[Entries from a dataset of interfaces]
━━━━━━━━━━━━━━━━━━━━━━━━━━━━━━
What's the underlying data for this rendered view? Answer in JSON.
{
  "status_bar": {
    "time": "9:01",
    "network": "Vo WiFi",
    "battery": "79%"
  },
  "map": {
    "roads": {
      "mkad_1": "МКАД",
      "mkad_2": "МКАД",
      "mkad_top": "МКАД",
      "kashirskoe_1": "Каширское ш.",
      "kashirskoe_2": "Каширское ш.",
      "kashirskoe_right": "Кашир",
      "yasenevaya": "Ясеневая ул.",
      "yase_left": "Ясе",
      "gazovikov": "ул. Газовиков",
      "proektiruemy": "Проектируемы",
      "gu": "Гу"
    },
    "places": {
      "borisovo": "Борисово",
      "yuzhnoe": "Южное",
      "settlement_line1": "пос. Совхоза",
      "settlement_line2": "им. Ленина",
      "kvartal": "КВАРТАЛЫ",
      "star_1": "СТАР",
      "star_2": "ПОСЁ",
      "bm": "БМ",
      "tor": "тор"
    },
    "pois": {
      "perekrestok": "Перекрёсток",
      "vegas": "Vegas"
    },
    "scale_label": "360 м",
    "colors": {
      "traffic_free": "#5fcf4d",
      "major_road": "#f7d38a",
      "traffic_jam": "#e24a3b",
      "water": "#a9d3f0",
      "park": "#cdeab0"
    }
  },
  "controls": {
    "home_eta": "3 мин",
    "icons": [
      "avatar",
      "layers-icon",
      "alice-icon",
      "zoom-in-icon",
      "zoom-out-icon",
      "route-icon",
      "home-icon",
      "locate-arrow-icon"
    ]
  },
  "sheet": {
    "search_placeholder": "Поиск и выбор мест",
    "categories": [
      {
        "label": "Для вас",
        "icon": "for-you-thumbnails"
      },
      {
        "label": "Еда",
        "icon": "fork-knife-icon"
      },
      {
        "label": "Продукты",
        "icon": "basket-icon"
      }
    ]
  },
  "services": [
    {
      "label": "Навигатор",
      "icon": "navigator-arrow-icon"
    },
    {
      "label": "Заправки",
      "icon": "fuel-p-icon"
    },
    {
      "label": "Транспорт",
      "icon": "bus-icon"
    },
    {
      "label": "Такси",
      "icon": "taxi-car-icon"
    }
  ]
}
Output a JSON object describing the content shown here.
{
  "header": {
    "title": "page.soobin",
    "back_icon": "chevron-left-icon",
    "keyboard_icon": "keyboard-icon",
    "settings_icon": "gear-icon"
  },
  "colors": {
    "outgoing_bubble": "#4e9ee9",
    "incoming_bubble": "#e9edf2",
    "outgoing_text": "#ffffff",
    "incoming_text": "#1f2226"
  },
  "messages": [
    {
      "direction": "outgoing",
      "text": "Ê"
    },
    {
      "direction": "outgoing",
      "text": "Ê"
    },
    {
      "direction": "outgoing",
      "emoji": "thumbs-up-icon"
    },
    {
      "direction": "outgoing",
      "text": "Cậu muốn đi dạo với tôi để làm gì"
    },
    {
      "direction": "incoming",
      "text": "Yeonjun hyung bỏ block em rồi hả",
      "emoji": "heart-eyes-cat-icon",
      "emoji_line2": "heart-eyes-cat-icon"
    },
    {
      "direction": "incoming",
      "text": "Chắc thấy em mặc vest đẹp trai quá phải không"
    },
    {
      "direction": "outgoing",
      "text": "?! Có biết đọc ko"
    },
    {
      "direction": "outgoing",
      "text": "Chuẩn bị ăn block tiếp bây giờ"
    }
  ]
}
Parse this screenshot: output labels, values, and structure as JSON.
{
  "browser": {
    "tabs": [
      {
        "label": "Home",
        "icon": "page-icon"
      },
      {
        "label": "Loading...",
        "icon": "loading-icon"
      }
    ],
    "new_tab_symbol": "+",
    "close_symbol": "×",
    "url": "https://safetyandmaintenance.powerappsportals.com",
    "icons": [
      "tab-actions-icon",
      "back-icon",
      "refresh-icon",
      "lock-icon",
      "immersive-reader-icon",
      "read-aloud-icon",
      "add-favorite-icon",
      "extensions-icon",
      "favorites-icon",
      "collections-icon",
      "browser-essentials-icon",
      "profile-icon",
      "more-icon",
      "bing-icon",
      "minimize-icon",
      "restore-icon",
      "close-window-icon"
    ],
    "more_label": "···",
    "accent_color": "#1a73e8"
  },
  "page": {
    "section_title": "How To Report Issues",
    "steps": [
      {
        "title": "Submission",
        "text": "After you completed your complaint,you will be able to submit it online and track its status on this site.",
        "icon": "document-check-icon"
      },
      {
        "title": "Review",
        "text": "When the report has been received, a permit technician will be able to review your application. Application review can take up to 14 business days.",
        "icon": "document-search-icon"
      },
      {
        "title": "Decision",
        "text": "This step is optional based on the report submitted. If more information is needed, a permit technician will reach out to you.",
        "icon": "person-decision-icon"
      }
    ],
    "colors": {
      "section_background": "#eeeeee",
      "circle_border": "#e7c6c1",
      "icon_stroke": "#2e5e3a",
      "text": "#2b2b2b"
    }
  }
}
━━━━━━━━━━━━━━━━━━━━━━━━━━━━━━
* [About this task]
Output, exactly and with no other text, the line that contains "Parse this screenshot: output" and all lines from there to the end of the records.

* [Task solution]
Parse this screenshot: output labels, values, and structure as JSON.
{
  "browser": {
    "tabs": [
      {
        "label": "Home",
        "icon": "page-icon"
      },
      {
        "label": "Loading...",
        "icon": "loading-icon"
      }
    ],
    "new_tab_symbol": "+",
    "close_symbol": "×",
    "url": "https://safetyandmaintenance.powerappsportals.com",
    "icons": [
      "tab-actions-icon",
      "back-icon",
      "refresh-icon",
      "lock-icon",
      "immersive-reader-icon",
      "read-aloud-icon",
      "add-favorite-icon",
      "extensions-icon",
      "favorites-icon",
      "collections-icon",
      "browser-essentials-icon",
      "profile-icon",
      "more-icon",
      "bing-icon",
      "minimize-icon",
      "restore-icon",
      "close-window-icon"
    ],
    "more_label": "···",
    "accent_color": "#1a73e8"
  },
  "page": {
    "section_title": "How To Report Issues",
    "steps": [
      {
        "title": "Submission",
        "text": "After you completed your complaint,you will be able to submit it online and track its status on this site.",
        "icon": "document-check-icon"
      },
      {
        "title": "Review",
        "text": "When the report has been received, a permit technician will be able to review your application. Application review can take up to 14 business days.",
        "icon": "document-search-icon"
      },
      {
        "title": "Decision",
        "text": "This step is optional based on the report submitted. If more information is needed, a permit technician will reach out to you.",
        "icon": "person-decision-icon"
      }
    ],
    "colors": {
      "section_background": "#eeeeee",
      "circle_border": "#e7c6c1",
      "icon_stroke": "#2e5e3a",
      "text": "#2b2b2b"
    }
  }
}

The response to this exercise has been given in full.